What is a Lottery?

A lottery is a form of gambling where numbers are drawn in order to win a prize. These are generally large sums of money, but can also be goods, services, or other prizes. Lotteries are commonly used by government agencies to distribute prizes, but may be run privately as well. They are a way to ensure that everyone has an equal opportunity to participate and be a winner. In addition to providing a fair and transparent distribution of prizes, the process can help identify and reward those who are best at meeting certain criteria. The lottery is also a useful tool for making decisions in situations where resources are limited.

A common example of a lottery is a random drawing to determine which applicants receive units in a subsidized housing block or kindergarten placements at a public school. The lottery is also a common means of distributing a product or service with high demand, such as tickets to a sporting event. While financial lotteries are often criticized as addictive forms of gambling, there are also times when the proceeds are used for good purposes in society.

The origins of lotteries can be traced back centuries. They were first used by Moses in the Old Testament to distribute land and slaves, and later introduced to the United States by colonists. These early lotteries mainly served as revenue sources for local projects and churches, but they eventually expanded to fund larger government projects. Lottery games are now available in most states, as well as some countries around the world.

People play the lottery because they enjoy the thrill of winning a big prize. However, the chances of winning are slim, and a lot of money is wasted on tickets. Those who are serious about increasing their odds of winning should spend their money on combinations with a high success-to-failure ratio. They should also try to avoid numbers that appear frequently in a draw.

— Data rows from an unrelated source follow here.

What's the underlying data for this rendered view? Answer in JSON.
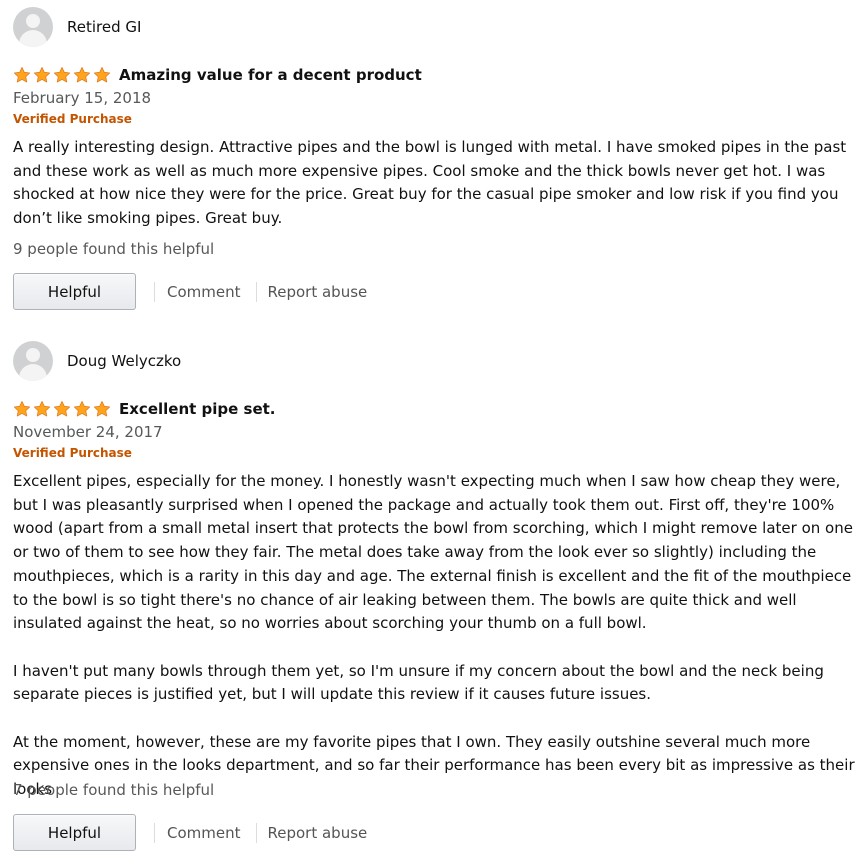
{
  "colors": {
    "star": "#ffa41c",
    "verified": "#c45500",
    "secondary_text": "#565959",
    "link_text": "#555555"
  },
  "reviews": [
    {
      "author": "Retired GI",
      "avatar_icon": "default-avatar-icon",
      "rating": 5,
      "max_rating": 5,
      "title": "Amazing value for a decent product",
      "date": "February 15, 2018",
      "verified": "Verified Purchase",
      "paragraphs": [
        "A really interesting design. Attractive pipes and the bowl is lunged with metal. I have smoked pipes in the past and these work as well as much more expensive pipes. Cool smoke and the thick bowls never get hot. I was shocked at how nice they were for the price. Great buy for the casual pipe smoker and low risk if you find you don’t like smoking pipes. Great buy."
      ],
      "helpful_count": "9 people found this helpful",
      "helpful_label": "Helpful",
      "comment_label": "Comment",
      "report_label": "Report abuse"
    },
    {
      "author": "Doug Welyczko",
      "avatar_icon": "default-avatar-icon",
      "rating": 5,
      "max_rating": 5,
      "title": "Excellent pipe set.",
      "date": "November 24, 2017",
      "verified": "Verified Purchase",
      "paragraphs": [
        "Excellent pipes, especially for the money. I honestly wasn't expecting much when I saw how cheap they were, but I was pleasantly surprised when I opened the package and actually took them out. First off, they're 100% wood (apart from a small metal insert that protects the bowl from scorching, which I might remove later on one or two of them to see how they fair. The metal does take away from the look ever so slightly) including the mouthpieces, which is a rarity in this day and age. The external finish is excellent and the fit of the mouthpiece to the bowl is so tight there's no chance of air leaking between them. The bowls are quite thick and well insulated against the heat, so no worries about scorching your thumb on a full bowl.",
        "I haven't put many bowls through them yet, so I'm unsure if my concern about the bowl and the neck being separate pieces is justified yet, but I will update this review if it causes future issues.",
        "At the moment, however, these are my favorite pipes that I own. They easily outshine several much more expensive ones in the looks department, and so far their performance has been every bit as impressive as their looks"
      ],
      "helpful_count": "7 people found this helpful",
      "helpful_label": "Helpful",
      "comment_label": "Comment",
      "report_label": "Report abuse"
    }
  ]
}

If an individual’s expected utility from entertainment value or other non-monetary benefits is greater than the disutility of a monetary loss, then playing the lottery might be a rational decision for them. This is especially true if the odds of winning are very low. However, if the person believes that they can increase their chances of winning by purchasing more tickets, then it might not be a rational choice for them.

Unlike other types of gambling, there are no tricks or tips to improve the odds of winning a lottery. In fact, the odds of winning are so slim that you should only play if you can afford to lose the money. In addition, you should never use borrowed funds to play the lottery, as this could lead to significant debt. Moreover, you should not play the lottery as a way to become rich fast. Instead, you should strive to earn wealth through hard work and perseverance. Remember that “lazy hands make for poverty, but diligent hands bring riches” (Proverbs 23:5).